A comprehensive description and evaluation of the first three years of the U.S. Acid Rain Program. This environmental control program is the world's first large-scale use of a tradeable emission permit system for achieving environmental goals. The book analyzes the behavior and performance of the market for emissions permits, known as allowances, and quantifies emission reductions, compliance costs, and cost savings associated with the trading program. The book also includes chapters on the historical context in which this pioneering program developed and the political economy of allowance allocations.

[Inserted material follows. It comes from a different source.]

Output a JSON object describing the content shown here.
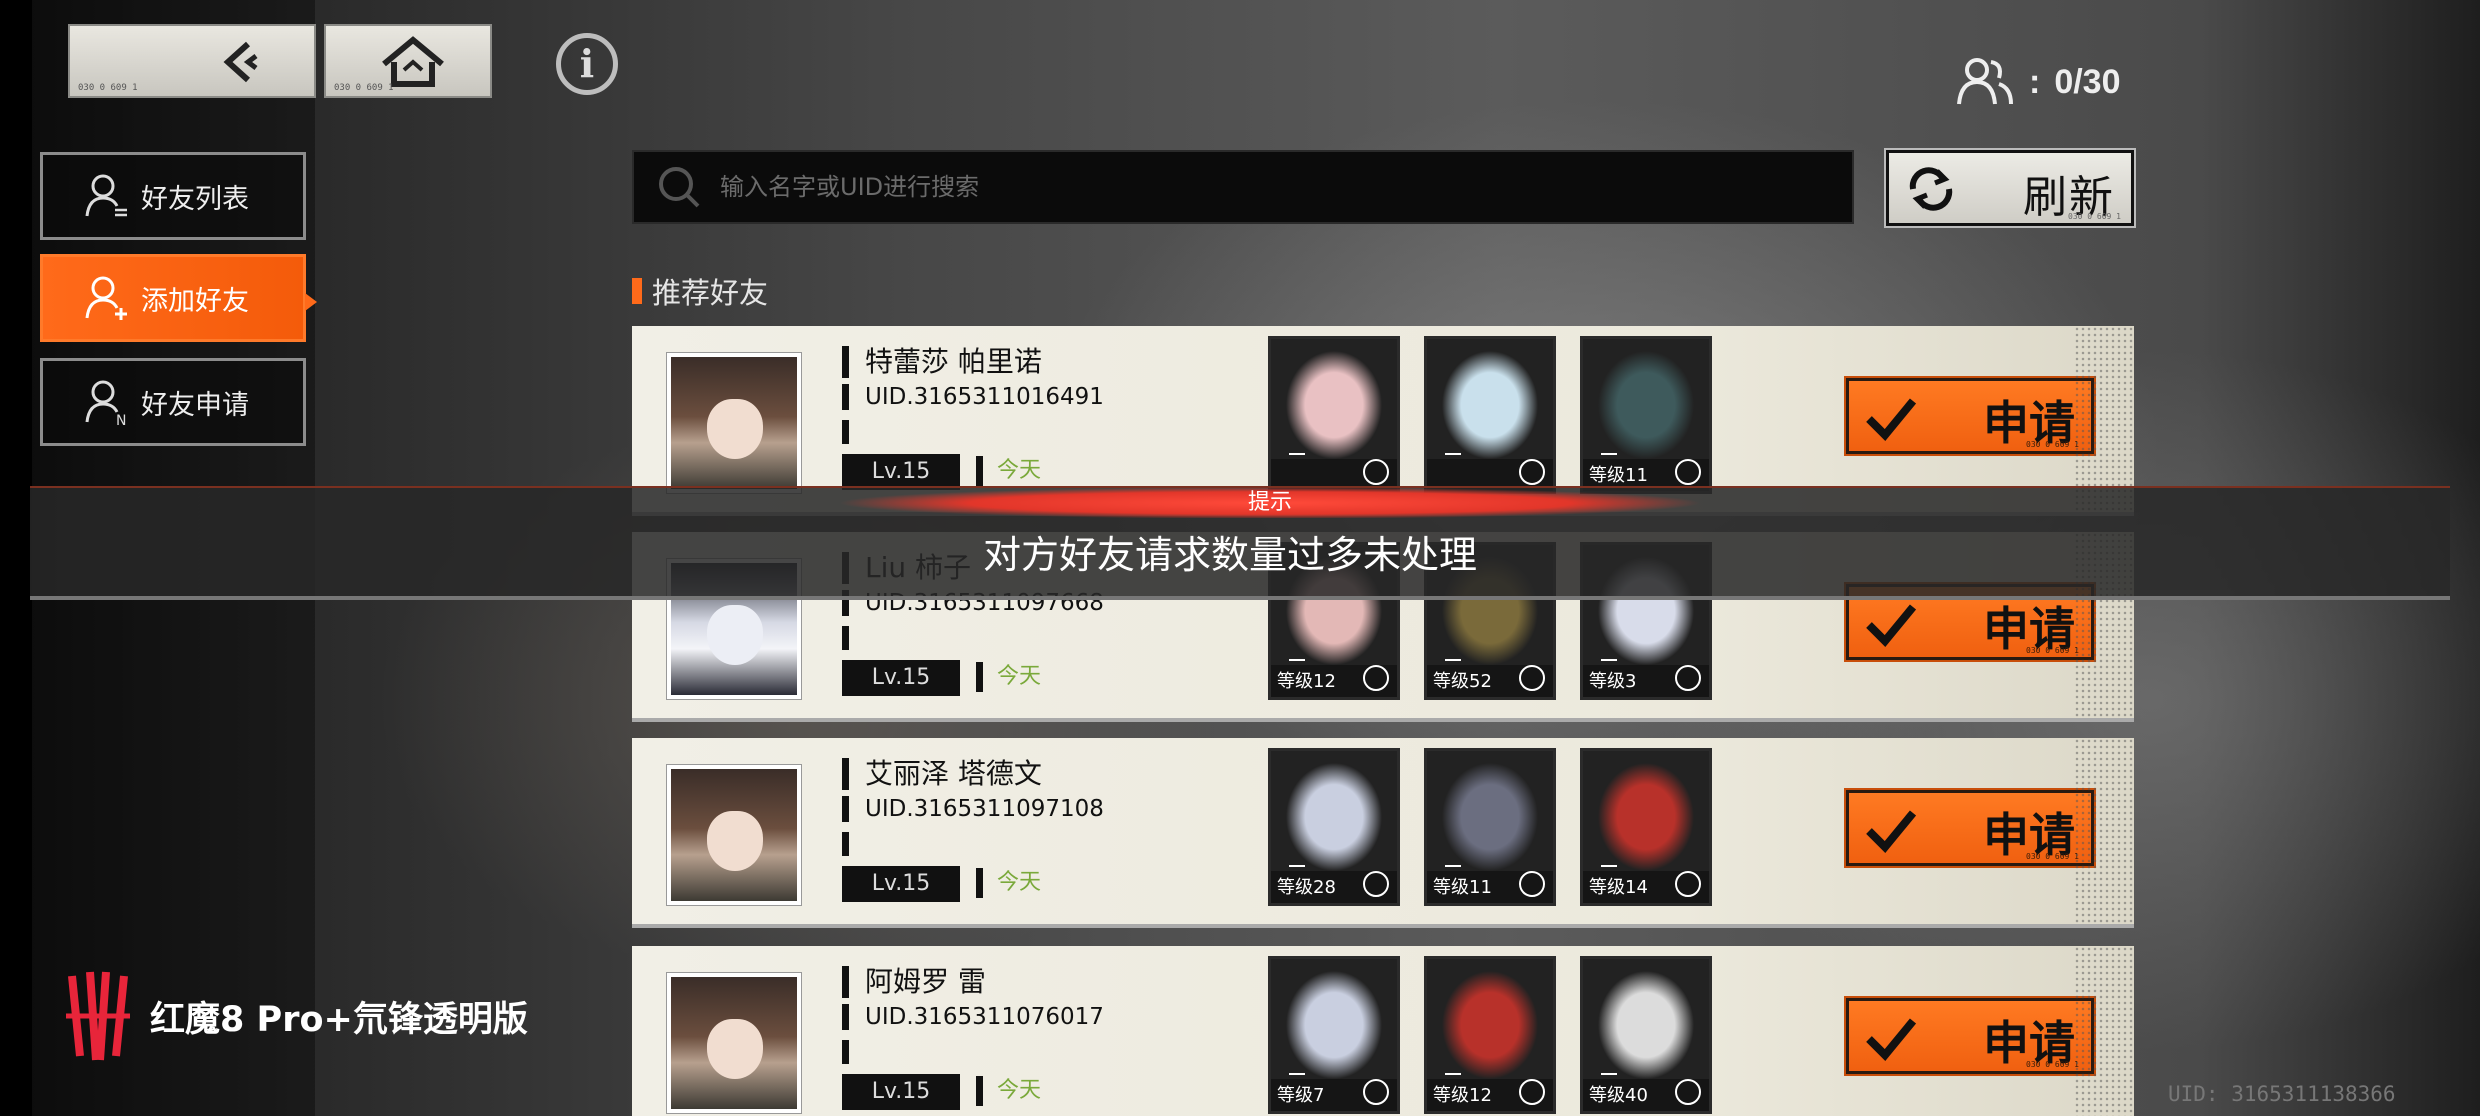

Finally, the book discusses the program's successes, its weaknesses, and the lesson learned regarding application of the emissions-trading approach to controlling other types of emissions, including greenhouse gases. The volume is an indispensable addition to the library of all interested in the application of marker principles for meeting environmental goals.
• Most up-to-date analysis available on US Clean Air program and US environmental policy on pollution • Authors Joskow, Schmalensee, and Ellerman are internationally recognized authorities on the subject • Balanced assessment is based in the real world and uses virtually no maths
List of illustrations; List of tables; Authors; Preface; Acknowledgments; 1. A market-based experiment; 2. A political history of Federal Acid Rain Legislation; 3. The political economy of allowance allocations; 4. The pre-1995 trend in SO2 emissions; 5. Title IV compliance and Emission reductions, 1995–97; 6. Emissions trading: the effect on abatement behavior; 7. Emissions trading: development of the allowance market; 8. Title IV's voluntary compliance program; 9. The cost of compliance with the Title IV in Phase I; 10. Cost savings from emissions trading; 11. Errors, imperfections, and allowance prices; 12. Concluding observations.